**Task statement**: Count, in the entries below, the lines in which "data" occurs. Give the number, nothing more.

**Records for the task**:
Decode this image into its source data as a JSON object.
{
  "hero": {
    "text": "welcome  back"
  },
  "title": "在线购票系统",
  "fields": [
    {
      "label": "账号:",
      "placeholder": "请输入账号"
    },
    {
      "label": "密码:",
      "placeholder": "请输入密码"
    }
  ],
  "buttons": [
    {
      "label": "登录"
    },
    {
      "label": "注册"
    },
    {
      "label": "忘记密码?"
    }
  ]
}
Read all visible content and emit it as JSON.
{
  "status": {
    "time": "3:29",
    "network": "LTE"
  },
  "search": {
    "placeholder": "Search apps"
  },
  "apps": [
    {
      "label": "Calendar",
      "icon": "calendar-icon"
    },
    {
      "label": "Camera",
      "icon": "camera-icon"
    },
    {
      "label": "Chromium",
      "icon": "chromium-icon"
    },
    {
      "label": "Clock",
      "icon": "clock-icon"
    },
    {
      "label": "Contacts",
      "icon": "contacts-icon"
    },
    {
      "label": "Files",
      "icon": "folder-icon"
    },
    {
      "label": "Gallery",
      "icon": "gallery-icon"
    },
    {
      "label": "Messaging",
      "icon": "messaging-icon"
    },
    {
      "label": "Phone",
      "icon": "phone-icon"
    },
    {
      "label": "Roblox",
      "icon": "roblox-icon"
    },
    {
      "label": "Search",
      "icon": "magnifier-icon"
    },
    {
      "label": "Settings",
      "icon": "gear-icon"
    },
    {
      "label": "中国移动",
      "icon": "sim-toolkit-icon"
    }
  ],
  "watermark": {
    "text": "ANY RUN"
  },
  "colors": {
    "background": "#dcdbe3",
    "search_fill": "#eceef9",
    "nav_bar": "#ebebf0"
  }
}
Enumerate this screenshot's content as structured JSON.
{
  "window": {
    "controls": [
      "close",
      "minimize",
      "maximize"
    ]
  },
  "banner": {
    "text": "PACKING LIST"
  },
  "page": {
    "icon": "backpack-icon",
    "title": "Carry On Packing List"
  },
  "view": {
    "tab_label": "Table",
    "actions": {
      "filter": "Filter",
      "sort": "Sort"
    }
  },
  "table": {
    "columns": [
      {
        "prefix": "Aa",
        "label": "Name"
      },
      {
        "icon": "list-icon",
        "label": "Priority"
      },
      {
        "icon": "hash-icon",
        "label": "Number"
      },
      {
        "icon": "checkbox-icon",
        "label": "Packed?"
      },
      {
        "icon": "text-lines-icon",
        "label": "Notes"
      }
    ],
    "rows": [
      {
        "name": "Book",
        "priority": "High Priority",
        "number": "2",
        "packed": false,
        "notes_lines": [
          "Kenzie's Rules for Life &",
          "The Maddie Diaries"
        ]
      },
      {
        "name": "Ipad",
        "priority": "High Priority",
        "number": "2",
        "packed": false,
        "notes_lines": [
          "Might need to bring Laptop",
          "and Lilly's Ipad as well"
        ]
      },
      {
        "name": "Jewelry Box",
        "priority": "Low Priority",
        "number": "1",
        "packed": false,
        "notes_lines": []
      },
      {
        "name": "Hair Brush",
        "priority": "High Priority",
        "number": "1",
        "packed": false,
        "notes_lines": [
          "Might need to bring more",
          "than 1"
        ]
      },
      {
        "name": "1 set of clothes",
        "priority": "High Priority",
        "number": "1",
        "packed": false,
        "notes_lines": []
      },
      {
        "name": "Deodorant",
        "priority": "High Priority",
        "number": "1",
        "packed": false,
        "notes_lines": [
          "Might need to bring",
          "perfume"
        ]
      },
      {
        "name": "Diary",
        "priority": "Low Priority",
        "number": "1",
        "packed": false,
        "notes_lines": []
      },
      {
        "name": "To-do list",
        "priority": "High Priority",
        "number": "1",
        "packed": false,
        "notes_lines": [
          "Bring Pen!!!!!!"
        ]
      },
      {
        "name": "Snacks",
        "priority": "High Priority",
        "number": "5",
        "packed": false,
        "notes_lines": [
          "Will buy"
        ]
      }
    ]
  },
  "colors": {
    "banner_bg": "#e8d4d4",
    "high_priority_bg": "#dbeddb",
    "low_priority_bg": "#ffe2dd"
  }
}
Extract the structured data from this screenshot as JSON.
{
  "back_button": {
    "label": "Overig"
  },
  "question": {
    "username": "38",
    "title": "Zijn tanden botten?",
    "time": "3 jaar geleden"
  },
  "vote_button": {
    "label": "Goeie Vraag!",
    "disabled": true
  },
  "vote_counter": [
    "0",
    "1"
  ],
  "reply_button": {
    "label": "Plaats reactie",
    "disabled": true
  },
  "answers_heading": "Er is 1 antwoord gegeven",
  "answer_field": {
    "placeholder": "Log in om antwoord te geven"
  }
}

**Response area**: 2